EXERCISE AIM: Below are some records. Pull every line that contains the word "xlabel".

TASK DATA:

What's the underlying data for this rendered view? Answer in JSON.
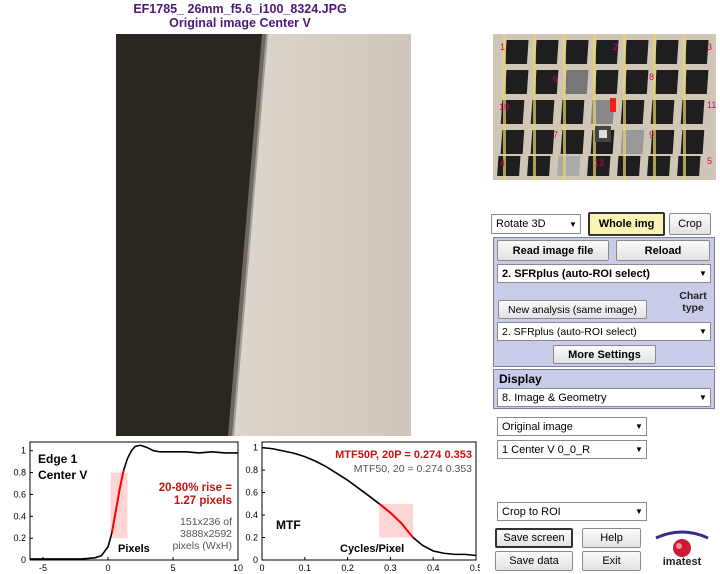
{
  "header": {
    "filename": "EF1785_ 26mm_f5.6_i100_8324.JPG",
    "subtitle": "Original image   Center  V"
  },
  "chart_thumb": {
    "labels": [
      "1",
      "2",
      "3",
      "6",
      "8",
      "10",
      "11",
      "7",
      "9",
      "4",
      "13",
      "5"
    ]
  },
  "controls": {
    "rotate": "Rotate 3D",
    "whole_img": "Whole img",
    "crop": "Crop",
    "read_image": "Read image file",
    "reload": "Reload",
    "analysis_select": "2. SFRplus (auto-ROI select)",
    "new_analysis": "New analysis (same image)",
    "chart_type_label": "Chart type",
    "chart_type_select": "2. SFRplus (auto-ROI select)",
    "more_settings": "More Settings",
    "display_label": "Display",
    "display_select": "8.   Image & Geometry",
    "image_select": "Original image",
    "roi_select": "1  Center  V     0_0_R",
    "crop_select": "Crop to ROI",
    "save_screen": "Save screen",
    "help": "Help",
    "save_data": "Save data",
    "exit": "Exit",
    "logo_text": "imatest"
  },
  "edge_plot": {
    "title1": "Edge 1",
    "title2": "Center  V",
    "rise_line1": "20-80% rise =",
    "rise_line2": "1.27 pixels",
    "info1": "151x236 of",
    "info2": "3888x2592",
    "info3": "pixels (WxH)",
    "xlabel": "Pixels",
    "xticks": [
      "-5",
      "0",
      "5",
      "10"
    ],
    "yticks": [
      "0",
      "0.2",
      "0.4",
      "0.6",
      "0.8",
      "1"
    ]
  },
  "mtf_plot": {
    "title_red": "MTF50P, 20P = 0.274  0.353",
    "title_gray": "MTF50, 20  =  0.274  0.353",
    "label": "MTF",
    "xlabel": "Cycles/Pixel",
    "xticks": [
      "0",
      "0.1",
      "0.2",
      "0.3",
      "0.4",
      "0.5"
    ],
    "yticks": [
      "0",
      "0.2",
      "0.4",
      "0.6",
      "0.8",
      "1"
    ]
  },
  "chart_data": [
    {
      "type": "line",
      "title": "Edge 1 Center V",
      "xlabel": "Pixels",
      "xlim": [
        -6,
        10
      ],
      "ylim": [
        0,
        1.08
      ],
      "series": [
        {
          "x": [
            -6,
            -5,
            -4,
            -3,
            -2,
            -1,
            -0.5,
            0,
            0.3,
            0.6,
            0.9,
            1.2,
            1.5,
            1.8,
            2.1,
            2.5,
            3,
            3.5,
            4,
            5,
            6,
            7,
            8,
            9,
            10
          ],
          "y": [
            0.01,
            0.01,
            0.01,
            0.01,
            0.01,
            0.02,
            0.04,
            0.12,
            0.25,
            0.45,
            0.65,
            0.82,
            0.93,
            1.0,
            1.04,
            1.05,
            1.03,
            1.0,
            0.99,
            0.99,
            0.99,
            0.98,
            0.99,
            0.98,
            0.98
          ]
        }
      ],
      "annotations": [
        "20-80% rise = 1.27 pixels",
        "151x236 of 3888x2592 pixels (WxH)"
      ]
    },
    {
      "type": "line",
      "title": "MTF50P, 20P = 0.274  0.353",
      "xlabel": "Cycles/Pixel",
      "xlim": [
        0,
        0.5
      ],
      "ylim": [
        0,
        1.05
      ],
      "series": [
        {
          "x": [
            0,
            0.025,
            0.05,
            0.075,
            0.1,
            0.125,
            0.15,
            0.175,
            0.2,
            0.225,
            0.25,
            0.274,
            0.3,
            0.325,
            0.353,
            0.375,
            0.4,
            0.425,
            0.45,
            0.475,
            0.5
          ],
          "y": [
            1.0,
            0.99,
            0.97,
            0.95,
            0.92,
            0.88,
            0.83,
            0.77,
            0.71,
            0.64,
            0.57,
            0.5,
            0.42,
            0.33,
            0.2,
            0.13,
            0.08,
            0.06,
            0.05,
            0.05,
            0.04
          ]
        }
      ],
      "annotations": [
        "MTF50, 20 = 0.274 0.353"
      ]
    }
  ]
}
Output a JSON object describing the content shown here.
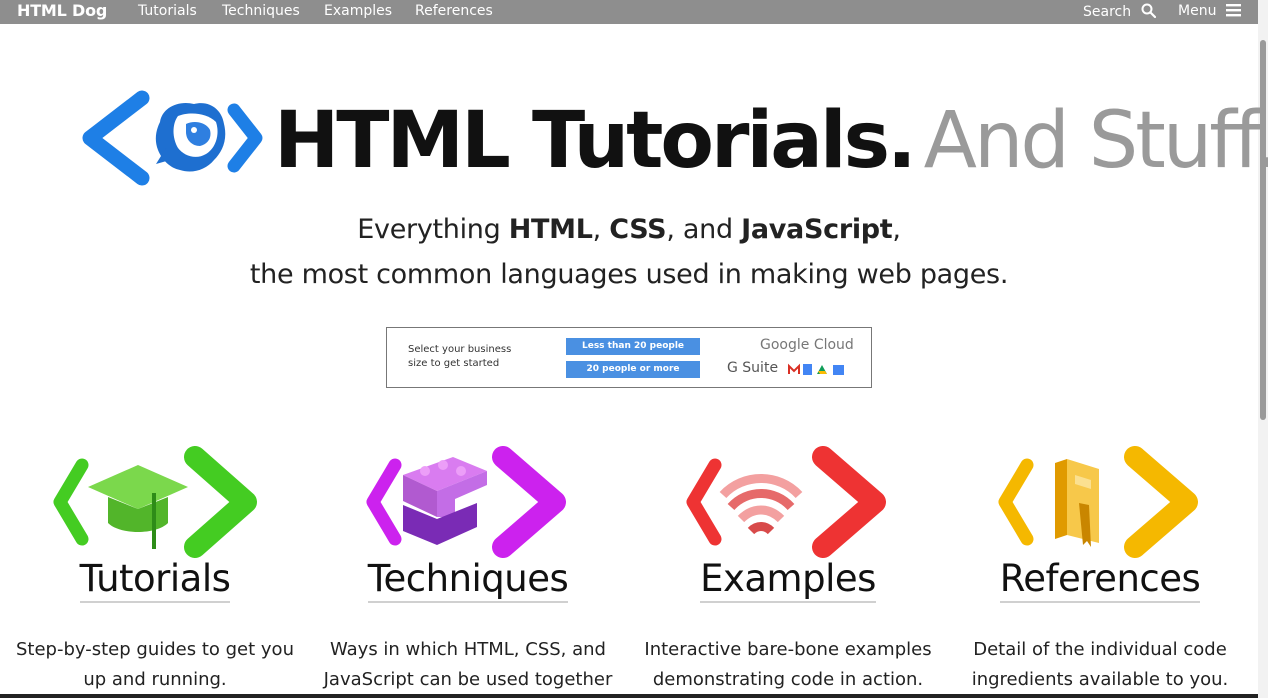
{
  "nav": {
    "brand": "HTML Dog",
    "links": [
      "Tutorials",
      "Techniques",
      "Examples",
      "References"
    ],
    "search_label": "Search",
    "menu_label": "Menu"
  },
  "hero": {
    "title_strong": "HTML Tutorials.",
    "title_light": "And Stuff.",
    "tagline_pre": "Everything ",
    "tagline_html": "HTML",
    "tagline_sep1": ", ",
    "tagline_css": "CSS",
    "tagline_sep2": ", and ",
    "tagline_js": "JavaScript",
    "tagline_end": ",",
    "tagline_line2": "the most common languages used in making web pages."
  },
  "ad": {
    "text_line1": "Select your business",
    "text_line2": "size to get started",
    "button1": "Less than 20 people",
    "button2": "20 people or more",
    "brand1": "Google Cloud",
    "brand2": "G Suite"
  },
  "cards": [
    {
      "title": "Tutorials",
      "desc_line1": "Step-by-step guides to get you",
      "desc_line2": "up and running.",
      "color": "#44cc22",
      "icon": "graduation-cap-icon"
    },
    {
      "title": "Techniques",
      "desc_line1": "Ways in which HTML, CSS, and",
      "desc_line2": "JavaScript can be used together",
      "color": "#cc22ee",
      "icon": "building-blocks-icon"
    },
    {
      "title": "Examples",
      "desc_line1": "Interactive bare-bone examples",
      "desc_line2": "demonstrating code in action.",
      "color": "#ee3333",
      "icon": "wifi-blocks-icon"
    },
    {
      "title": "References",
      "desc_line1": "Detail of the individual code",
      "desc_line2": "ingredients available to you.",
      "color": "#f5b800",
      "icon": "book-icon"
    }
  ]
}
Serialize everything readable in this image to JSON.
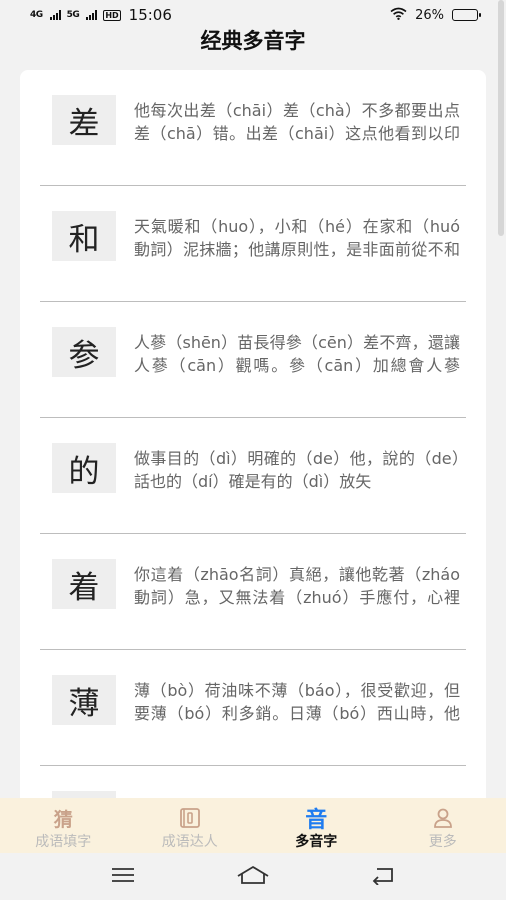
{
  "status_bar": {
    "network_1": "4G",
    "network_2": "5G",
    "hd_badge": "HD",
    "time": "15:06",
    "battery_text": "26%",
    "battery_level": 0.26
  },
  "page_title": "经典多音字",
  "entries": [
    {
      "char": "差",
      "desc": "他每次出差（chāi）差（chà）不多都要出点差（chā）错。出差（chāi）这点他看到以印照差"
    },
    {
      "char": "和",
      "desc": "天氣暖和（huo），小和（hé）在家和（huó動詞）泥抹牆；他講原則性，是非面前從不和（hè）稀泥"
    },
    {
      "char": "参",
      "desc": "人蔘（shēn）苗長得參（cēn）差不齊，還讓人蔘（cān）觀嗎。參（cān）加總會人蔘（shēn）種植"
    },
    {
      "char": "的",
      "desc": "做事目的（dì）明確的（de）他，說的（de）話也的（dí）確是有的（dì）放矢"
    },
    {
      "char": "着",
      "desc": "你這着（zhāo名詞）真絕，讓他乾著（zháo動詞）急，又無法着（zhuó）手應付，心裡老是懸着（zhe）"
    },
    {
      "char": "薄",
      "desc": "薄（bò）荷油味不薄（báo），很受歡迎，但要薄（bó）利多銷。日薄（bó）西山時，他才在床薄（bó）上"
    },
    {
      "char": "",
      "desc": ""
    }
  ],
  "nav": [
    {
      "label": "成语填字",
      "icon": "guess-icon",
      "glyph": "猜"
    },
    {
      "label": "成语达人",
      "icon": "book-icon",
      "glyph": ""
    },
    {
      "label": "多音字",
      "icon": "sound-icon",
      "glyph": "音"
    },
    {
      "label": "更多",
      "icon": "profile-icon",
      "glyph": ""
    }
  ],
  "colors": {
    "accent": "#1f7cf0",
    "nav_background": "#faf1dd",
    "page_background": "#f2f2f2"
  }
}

OUTPUT FOR THIS EXERCISE:
    "xlabel": "Pixels",
    "xlabel": "Cycles/Pixel",
      "xlabel": "Pixels",
      "xlabel": "Cycles/Pixel",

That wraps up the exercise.